> What you will do:
Search the entries below for the word "Posh" and copy each line that has it.
▼
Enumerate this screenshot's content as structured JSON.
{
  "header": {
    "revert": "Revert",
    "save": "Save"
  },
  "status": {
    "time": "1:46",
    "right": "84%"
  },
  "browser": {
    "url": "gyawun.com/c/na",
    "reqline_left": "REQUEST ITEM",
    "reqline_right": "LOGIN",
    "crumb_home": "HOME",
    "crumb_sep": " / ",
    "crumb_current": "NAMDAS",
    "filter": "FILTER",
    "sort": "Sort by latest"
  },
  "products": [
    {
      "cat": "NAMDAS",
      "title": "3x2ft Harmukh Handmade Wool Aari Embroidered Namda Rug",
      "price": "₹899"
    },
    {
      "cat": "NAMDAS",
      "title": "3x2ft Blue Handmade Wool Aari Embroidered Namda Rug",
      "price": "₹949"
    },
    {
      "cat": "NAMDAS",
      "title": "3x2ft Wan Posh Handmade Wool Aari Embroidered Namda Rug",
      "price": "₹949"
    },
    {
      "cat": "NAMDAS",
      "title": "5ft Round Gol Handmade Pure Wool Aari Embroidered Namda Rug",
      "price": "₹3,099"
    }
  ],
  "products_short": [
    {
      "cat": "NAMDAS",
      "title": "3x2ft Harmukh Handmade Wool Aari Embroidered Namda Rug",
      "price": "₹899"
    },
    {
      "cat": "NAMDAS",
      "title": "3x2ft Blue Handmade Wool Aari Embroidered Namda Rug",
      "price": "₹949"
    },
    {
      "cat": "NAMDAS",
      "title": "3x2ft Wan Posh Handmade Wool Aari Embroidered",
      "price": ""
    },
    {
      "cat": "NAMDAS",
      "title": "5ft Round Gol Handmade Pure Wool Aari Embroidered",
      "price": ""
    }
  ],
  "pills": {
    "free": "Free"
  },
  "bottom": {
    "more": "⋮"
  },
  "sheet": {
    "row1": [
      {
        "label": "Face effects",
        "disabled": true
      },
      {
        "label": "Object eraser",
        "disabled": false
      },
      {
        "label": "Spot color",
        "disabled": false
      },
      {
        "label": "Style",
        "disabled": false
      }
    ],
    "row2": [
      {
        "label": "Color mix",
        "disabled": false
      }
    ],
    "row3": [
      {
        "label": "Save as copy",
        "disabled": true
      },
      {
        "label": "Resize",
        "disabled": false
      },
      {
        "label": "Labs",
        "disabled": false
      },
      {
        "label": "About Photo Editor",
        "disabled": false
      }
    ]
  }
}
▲
> Answer:
      "title": "3x2ft Wan Posh Handmade Wool Aari Embroidered Namda Rug",
      "title": "3x2ft Wan Posh Handmade Wool Aari Embroidered",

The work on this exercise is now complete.